Work order
Determine how many lines in the records include "image". Write the number and nothing more.

★ ★ ★ ★ ★ ★ ★

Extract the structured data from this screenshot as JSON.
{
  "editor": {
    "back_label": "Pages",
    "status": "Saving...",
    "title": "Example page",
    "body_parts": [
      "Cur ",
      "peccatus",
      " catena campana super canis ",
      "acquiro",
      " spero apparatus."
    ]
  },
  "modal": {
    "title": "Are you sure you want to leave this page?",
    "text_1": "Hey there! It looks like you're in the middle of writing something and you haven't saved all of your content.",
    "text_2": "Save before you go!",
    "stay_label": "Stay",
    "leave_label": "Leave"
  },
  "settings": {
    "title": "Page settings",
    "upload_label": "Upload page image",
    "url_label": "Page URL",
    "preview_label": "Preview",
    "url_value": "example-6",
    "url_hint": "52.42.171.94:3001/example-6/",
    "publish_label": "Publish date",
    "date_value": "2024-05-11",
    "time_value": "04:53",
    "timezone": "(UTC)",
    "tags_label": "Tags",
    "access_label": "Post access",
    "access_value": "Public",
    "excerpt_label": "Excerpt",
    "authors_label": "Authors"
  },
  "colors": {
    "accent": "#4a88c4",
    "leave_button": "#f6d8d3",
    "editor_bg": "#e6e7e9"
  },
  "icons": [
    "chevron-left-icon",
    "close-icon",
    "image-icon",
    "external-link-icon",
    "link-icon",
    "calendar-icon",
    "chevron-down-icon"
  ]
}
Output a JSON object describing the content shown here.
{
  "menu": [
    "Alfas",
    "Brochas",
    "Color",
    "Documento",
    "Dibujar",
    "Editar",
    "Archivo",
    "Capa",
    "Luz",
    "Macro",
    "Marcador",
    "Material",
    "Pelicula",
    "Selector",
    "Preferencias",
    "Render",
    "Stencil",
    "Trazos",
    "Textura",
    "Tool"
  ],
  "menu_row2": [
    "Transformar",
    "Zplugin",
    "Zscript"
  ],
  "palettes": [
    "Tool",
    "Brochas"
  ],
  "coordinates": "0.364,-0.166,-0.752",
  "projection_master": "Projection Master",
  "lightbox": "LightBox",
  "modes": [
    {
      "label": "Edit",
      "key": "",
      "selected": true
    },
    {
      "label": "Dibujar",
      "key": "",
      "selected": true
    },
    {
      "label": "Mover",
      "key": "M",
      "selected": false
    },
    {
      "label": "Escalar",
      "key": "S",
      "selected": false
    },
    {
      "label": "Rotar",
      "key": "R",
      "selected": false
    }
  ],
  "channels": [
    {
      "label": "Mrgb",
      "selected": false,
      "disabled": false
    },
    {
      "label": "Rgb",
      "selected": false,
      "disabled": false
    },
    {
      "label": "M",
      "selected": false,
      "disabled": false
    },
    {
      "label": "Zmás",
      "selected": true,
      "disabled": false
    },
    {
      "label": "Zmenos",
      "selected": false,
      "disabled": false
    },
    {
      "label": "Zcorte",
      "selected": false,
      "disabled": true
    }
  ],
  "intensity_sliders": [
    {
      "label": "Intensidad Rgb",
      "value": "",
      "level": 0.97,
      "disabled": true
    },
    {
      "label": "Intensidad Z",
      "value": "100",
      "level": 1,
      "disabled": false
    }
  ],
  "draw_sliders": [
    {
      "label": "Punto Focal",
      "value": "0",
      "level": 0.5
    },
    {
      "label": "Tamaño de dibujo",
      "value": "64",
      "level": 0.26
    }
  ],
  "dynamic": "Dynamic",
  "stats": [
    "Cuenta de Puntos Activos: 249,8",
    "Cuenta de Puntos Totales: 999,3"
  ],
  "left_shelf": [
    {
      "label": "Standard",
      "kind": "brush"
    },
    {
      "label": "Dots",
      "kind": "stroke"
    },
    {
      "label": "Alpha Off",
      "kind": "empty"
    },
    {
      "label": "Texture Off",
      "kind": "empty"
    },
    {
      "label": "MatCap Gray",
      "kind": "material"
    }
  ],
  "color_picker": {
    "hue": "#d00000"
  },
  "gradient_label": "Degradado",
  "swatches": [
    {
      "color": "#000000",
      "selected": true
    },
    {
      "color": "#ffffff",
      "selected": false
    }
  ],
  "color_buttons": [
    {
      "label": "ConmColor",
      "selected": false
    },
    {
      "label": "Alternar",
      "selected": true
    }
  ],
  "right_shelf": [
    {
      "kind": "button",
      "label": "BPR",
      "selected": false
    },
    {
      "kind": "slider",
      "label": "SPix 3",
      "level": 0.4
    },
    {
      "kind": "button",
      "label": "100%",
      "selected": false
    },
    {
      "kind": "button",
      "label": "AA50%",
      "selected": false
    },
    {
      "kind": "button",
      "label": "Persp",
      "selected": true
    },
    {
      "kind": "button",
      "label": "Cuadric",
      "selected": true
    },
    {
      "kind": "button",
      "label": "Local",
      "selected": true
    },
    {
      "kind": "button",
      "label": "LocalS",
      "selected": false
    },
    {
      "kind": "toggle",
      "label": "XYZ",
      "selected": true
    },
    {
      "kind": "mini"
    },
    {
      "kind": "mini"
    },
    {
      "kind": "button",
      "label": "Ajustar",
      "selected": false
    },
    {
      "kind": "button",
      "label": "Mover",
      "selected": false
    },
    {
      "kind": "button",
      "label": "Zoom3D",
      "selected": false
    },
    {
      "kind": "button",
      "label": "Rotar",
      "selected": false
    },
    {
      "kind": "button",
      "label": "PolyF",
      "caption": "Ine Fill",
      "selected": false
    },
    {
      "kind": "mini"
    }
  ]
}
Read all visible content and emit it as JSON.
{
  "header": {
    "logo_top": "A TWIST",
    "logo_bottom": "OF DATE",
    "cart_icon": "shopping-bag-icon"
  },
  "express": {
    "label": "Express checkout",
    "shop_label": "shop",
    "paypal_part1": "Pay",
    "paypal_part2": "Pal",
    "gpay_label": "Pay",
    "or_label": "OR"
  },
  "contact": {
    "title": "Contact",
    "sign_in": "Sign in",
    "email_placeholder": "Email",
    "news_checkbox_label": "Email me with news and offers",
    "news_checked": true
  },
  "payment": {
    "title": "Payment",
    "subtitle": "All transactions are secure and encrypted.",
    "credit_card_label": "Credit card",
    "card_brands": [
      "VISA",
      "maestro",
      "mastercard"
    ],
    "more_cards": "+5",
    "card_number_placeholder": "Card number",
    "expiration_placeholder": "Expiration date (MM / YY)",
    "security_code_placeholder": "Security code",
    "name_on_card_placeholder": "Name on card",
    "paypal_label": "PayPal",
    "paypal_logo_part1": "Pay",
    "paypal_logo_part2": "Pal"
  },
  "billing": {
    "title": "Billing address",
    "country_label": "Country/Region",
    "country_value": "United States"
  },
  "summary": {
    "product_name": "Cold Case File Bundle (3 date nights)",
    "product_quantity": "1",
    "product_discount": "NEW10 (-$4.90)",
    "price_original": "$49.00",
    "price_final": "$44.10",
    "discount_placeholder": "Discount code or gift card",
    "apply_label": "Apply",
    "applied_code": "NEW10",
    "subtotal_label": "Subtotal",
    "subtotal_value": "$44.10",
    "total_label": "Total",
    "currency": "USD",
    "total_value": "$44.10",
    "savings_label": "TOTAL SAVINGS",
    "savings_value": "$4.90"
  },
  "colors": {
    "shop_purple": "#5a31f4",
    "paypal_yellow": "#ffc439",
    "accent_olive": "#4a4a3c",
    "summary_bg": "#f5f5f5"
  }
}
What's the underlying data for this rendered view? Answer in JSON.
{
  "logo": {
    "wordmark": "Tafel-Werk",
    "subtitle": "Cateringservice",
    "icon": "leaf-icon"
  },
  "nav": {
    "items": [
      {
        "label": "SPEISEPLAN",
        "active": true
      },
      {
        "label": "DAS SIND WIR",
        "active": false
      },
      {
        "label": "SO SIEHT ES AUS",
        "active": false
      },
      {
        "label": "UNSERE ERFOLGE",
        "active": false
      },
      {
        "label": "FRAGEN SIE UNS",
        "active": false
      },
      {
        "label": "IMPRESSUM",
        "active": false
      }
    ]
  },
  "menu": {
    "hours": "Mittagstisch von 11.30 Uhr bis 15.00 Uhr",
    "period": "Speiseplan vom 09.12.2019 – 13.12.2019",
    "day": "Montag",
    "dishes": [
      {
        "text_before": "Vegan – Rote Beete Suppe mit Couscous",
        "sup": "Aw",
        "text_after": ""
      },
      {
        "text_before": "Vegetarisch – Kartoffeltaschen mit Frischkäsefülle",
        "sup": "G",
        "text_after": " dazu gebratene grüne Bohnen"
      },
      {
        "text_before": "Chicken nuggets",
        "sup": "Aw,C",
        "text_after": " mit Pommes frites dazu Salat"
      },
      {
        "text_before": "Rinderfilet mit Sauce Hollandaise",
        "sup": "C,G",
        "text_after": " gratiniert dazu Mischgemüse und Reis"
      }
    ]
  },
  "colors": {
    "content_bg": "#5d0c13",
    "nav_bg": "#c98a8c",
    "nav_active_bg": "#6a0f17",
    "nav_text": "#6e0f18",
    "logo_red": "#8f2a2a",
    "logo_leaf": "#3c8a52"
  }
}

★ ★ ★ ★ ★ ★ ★

Response to the task
2